(TASK BRIEF)
Word by word and line by line, write out all of the records.

(DATASET RECORDS)
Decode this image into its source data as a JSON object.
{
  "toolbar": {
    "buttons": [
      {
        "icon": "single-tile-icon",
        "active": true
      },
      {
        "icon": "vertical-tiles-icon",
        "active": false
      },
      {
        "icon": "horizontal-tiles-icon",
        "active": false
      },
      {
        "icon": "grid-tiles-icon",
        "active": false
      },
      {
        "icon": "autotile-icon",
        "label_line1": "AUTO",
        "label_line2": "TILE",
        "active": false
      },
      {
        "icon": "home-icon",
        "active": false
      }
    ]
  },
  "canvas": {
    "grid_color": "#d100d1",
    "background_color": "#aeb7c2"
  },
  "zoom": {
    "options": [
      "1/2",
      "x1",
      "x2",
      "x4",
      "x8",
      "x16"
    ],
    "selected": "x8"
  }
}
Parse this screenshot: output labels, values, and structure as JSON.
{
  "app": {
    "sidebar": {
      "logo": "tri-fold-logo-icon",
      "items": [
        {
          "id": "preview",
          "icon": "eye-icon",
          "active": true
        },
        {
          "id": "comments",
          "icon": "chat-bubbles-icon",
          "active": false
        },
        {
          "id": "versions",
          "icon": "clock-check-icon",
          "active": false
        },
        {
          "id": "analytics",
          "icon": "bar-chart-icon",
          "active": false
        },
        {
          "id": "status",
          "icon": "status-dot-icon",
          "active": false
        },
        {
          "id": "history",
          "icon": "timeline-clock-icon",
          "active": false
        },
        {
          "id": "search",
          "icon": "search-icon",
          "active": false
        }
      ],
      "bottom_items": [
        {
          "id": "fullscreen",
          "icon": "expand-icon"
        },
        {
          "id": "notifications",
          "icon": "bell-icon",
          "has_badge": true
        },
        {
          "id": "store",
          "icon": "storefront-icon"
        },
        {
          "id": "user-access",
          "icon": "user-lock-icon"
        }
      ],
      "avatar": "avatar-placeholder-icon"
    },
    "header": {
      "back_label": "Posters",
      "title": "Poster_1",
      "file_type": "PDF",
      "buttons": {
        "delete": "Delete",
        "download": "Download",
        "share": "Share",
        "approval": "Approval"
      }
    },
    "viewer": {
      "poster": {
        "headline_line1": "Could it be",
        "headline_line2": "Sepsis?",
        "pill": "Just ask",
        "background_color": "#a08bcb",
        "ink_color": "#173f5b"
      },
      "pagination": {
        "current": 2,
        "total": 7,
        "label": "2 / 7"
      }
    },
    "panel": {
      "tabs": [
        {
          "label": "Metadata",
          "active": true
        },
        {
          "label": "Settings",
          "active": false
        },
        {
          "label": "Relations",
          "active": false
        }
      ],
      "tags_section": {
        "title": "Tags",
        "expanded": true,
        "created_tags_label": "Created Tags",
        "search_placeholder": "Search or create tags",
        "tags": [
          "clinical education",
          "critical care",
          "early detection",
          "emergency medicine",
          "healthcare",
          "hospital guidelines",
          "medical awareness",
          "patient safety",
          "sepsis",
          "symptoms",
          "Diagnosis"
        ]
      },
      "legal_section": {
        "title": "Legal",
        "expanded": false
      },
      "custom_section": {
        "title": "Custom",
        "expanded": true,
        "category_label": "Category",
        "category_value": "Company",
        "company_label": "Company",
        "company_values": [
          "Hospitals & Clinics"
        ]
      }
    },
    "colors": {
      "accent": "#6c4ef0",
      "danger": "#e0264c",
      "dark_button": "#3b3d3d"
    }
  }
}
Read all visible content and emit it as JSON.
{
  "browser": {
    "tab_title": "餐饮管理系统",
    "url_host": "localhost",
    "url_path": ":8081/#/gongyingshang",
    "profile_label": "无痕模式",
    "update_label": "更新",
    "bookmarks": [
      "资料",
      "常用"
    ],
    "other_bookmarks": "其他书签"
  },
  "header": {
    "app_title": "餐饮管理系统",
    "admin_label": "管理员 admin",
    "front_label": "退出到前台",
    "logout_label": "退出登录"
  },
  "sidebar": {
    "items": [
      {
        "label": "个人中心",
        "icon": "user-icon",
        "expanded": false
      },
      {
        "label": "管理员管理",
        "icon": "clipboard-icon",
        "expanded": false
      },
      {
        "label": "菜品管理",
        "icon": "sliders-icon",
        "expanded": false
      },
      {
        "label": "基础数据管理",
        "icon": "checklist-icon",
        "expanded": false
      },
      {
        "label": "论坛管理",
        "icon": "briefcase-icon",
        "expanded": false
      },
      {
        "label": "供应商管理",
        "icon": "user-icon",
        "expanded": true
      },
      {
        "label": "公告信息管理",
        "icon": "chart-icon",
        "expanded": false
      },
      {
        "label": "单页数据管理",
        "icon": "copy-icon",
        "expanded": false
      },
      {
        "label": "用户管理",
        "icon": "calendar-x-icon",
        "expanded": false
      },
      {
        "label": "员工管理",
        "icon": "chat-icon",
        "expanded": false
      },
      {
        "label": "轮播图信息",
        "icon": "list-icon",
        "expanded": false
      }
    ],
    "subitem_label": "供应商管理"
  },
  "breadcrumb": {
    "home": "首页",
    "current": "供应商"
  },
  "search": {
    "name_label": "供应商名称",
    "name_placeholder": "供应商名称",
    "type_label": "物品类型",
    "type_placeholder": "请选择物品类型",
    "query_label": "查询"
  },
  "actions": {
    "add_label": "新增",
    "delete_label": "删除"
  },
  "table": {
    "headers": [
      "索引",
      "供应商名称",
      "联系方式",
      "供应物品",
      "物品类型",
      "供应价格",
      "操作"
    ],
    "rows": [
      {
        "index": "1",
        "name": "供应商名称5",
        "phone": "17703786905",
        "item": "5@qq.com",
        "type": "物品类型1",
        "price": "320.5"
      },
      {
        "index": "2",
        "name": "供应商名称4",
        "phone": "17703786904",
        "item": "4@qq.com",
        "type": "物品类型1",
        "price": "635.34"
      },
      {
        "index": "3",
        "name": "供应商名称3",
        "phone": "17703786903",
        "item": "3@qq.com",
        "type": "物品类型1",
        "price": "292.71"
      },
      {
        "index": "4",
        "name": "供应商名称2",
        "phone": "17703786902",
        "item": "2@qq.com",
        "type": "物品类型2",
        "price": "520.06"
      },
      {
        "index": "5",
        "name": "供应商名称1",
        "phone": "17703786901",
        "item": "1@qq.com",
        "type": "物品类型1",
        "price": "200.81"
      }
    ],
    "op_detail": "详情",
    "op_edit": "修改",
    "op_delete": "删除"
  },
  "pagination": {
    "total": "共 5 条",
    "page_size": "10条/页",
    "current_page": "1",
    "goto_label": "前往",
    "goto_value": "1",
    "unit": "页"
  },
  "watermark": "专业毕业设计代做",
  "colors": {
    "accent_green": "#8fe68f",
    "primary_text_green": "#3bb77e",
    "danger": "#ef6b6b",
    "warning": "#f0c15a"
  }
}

(SOLUTION FOR THIS TASK)
Decode this image into its source data as a JSON object.
{
  "toolbar": {
    "buttons": [
      {
        "icon": "single-tile-icon",
        "active": true
      },
      {
        "icon": "vertical-tiles-icon",
        "active": false
      },
      {
        "icon": "horizontal-tiles-icon",
        "active": false
      },
      {
        "icon": "grid-tiles-icon",
        "active": false
      },
      {
        "icon": "autotile-icon",
        "label_line1": "AUTO",
        "label_line2": "TILE",
        "active": false
      },
      {
        "icon": "home-icon",
        "active": false
      }
    ]
  },
  "canvas": {
    "grid_color": "#d100d1",
    "background_color": "#aeb7c2"
  },
  "zoom": {
    "options": [
      "1/2",
      "x1",
      "x2",
      "x4",
      "x8",
      "x16"
    ],
    "selected": "x8"
  }
}
Parse this screenshot: output labels, values, and structure as JSON.
{
  "app": {
    "sidebar": {
      "logo": "tri-fold-logo-icon",
      "items": [
        {
          "id": "preview",
          "icon": "eye-icon",
          "active": true
        },
        {
          "id": "comments",
          "icon": "chat-bubbles-icon",
          "active": false
        },
        {
          "id": "versions",
          "icon": "clock-check-icon",
          "active": false
        },
        {
          "id": "analytics",
          "icon": "bar-chart-icon",
          "active": false
        },
        {
          "id": "status",
          "icon": "status-dot-icon",
          "active": false
        },
        {
          "id": "history",
          "icon": "timeline-clock-icon",
          "active": false
        },
        {
          "id": "search",
          "icon": "search-icon",
          "active": false
        }
      ],
      "bottom_items": [
        {
          "id": "fullscreen",
          "icon": "expand-icon"
        },
        {
          "id": "notifications",
          "icon": "bell-icon",
          "has_badge": true
        },
        {
          "id": "store",
          "icon": "storefront-icon"
        },
        {
          "id": "user-access",
          "icon": "user-lock-icon"
        }
      ],
      "avatar": "avatar-placeholder-icon"
    },
    "header": {
      "back_label": "Posters",
      "title": "Poster_1",
      "file_type": "PDF",
      "buttons": {
        "delete": "Delete",
        "download": "Download",
        "share": "Share",
        "approval": "Approval"
      }
    },
    "viewer": {
      "poster": {
        "headline_line1": "Could it be",
        "headline_line2": "Sepsis?",
        "pill": "Just ask",
        "background_color": "#a08bcb",
        "ink_color": "#173f5b"
      },
      "pagination": {
        "current": 2,
        "total": 7,
        "label": "2 / 7"
      }
    },
    "panel": {
      "tabs": [
        {
          "label": "Metadata",
          "active": true
        },
        {
          "label": "Settings",
          "active": false
        },
        {
          "label": "Relations",
          "active": false
        }
      ],
      "tags_section": {
        "title": "Tags",
        "expanded": true,
        "created_tags_label": "Created Tags",
        "search_placeholder": "Search or create tags",
        "tags": [
          "clinical education",
          "critical care",
          "early detection",
          "emergency medicine",
          "healthcare",
          "hospital guidelines",
          "medical awareness",
          "patient safety",
          "sepsis",
          "symptoms",
          "Diagnosis"
        ]
      },
      "legal_section": {
        "title": "Legal",
        "expanded": false
      },
      "custom_section": {
        "title": "Custom",
        "expanded": true,
        "category_label": "Category",
        "category_value": "Company",
        "company_label": "Company",
        "company_values": [
          "Hospitals & Clinics"
        ]
      }
    },
    "colors": {
      "accent": "#6c4ef0",
      "danger": "#e0264c",
      "dark_button": "#3b3d3d"
    }
  }
}
Read all visible content and emit it as JSON.
{
  "browser": {
    "tab_title": "餐饮管理系统",
    "url_host": "localhost",
    "url_path": ":8081/#/gongyingshang",
    "profile_label": "无痕模式",
    "update_label": "更新",
    "bookmarks": [
      "资料",
      "常用"
    ],
    "other_bookmarks": "其他书签"
  },
  "header": {
    "app_title": "餐饮管理系统",
    "admin_label": "管理员 admin",
    "front_label": "退出到前台",
    "logout_label": "退出登录"
  },
  "sidebar": {
    "items": [
      {
        "label": "个人中心",
        "icon": "user-icon",
        "expanded": false
      },
      {
        "label": "管理员管理",
        "icon": "clipboard-icon",
        "expanded": false
      },
      {
        "label": "菜品管理",
        "icon": "sliders-icon",
        "expanded": false
      },
      {
        "label": "基础数据管理",
        "icon": "checklist-icon",
        "expanded": false
      },
      {
        "label": "论坛管理",
        "icon": "briefcase-icon",
        "expanded": false
      },
      {
        "label": "供应商管理",
        "icon": "user-icon",
        "expanded": true
      },
      {
        "label": "公告信息管理",
        "icon": "chart-icon",
        "expanded": false
      },
      {
        "label": "单页数据管理",
        "icon": "copy-icon",
        "expanded": false
      },
      {
        "label": "用户管理",
        "icon": "calendar-x-icon",
        "expanded": false
      },
      {
        "label": "员工管理",
        "icon": "chat-icon",
        "expanded": false
      },
      {
        "label": "轮播图信息",
        "icon": "list-icon",
        "expanded": false
      }
    ],
    "subitem_label": "供应商管理"
  },
  "breadcrumb": {
    "home": "首页",
    "current": "供应商"
  },
  "search": {
    "name_label": "供应商名称",
    "name_placeholder": "供应商名称",
    "type_label": "物品类型",
    "type_placeholder": "请选择物品类型",
    "query_label": "查询"
  },
  "actions": {
    "add_label": "新增",
    "delete_label": "删除"
  },
  "table": {
    "headers": [
      "索引",
      "供应商名称",
      "联系方式",
      "供应物品",
      "物品类型",
      "供应价格",
      "操作"
    ],
    "rows": [
      {
        "index": "1",
        "name": "供应商名称5",
        "phone": "17703786905",
        "item": "5@qq.com",
        "type": "物品类型1",
        "price": "320.5"
      },
      {
        "index": "2",
        "name": "供应商名称4",
        "phone": "17703786904",
        "item": "4@qq.com",
        "type": "物品类型1",
        "price": "635.34"
      },
      {
        "index": "3",
        "name": "供应商名称3",
        "phone": "17703786903",
        "item": "3@qq.com",
        "type": "物品类型1",
        "price": "292.71"
      },
      {
        "index": "4",
        "name": "供应商名称2",
        "phone": "17703786902",
        "item": "2@qq.com",
        "type": "物品类型2",
        "price": "520.06"
      },
      {
        "index": "5",
        "name": "供应商名称1",
        "phone": "17703786901",
        "item": "1@qq.com",
        "type": "物品类型1",
        "price": "200.81"
      }
    ],
    "op_detail": "详情",
    "op_edit": "修改",
    "op_delete": "删除"
  },
  "pagination": {
    "total": "共 5 条",
    "page_size": "10条/页",
    "current_page": "1",
    "goto_label": "前往",
    "goto_value": "1",
    "unit": "页"
  },
  "watermark": "专业毕业设计代做",
  "colors": {
    "accent_green": "#8fe68f",
    "primary_text_green": "#3bb77e",
    "danger": "#ef6b6b",
    "warning": "#f0c15a"
  }
}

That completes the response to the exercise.